##### Data to examine #####

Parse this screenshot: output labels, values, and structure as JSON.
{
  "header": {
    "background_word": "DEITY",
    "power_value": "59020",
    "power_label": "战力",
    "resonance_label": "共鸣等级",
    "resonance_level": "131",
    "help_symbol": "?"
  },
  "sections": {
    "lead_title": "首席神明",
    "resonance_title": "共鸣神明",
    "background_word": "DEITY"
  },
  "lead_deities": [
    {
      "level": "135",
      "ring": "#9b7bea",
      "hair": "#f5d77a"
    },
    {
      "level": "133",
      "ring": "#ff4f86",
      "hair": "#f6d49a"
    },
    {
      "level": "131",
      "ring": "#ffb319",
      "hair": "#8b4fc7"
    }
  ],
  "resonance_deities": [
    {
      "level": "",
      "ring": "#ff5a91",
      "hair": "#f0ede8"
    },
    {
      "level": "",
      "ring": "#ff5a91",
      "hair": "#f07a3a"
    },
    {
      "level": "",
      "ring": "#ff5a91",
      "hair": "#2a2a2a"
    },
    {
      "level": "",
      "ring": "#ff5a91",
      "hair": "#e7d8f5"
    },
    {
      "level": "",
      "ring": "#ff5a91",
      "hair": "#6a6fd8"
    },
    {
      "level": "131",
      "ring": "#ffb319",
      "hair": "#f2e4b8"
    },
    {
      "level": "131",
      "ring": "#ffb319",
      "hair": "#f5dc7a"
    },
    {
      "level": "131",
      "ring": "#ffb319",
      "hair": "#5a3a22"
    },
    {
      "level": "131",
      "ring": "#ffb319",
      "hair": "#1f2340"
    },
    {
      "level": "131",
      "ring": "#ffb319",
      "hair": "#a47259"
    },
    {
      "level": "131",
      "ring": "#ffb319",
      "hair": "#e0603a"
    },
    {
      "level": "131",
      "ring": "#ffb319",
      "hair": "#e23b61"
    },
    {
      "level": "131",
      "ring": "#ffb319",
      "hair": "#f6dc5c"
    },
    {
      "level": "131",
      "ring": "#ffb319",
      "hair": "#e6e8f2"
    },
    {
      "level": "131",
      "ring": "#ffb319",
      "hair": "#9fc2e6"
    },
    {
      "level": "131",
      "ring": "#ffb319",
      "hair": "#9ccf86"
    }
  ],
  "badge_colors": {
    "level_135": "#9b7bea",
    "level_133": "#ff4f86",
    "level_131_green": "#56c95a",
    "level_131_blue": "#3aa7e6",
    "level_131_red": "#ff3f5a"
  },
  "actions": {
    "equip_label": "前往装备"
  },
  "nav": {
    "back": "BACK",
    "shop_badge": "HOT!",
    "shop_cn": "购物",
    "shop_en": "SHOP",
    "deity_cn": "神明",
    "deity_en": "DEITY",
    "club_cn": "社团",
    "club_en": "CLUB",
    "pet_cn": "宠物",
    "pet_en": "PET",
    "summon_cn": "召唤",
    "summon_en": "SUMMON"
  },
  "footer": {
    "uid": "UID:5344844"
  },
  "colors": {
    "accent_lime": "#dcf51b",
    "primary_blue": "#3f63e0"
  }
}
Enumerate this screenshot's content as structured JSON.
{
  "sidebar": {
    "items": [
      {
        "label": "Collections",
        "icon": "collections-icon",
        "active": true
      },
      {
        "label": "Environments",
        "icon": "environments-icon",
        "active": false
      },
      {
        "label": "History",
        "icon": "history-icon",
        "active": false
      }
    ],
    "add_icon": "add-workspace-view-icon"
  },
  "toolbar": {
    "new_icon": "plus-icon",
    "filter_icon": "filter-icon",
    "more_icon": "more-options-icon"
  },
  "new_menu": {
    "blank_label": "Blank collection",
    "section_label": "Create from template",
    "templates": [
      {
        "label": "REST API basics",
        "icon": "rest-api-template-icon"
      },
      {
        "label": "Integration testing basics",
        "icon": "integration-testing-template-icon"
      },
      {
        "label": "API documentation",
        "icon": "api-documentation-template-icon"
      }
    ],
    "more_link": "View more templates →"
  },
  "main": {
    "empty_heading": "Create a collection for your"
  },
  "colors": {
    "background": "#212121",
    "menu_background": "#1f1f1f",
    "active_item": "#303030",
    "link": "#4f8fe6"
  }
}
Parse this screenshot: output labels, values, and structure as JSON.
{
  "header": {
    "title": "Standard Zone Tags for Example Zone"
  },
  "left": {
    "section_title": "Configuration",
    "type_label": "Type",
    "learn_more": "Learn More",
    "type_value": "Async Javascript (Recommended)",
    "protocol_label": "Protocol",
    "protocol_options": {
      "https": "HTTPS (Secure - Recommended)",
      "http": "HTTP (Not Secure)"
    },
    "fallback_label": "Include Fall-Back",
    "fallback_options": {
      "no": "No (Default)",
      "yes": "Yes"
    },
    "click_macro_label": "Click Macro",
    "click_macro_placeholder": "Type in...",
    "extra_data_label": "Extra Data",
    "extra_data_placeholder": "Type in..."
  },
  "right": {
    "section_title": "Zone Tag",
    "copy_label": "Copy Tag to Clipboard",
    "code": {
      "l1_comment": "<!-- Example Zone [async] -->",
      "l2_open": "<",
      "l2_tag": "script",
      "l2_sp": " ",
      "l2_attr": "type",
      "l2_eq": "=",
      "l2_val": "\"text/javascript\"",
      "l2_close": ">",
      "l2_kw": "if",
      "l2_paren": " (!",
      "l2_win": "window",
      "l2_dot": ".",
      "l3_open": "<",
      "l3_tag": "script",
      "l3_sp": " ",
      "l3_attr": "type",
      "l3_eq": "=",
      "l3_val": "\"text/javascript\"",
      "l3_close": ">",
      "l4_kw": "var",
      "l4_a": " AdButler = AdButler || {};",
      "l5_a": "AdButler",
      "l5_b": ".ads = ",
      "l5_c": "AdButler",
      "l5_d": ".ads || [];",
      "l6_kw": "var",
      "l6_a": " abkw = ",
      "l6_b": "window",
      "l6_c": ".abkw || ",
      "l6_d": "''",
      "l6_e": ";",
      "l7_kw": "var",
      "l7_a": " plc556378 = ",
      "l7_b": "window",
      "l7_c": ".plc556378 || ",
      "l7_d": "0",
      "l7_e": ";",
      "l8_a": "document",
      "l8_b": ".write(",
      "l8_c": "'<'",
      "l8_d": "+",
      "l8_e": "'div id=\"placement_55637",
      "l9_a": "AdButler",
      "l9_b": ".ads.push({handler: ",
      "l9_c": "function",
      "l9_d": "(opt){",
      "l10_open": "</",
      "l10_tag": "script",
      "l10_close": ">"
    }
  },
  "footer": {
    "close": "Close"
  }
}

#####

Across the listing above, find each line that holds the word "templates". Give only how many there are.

2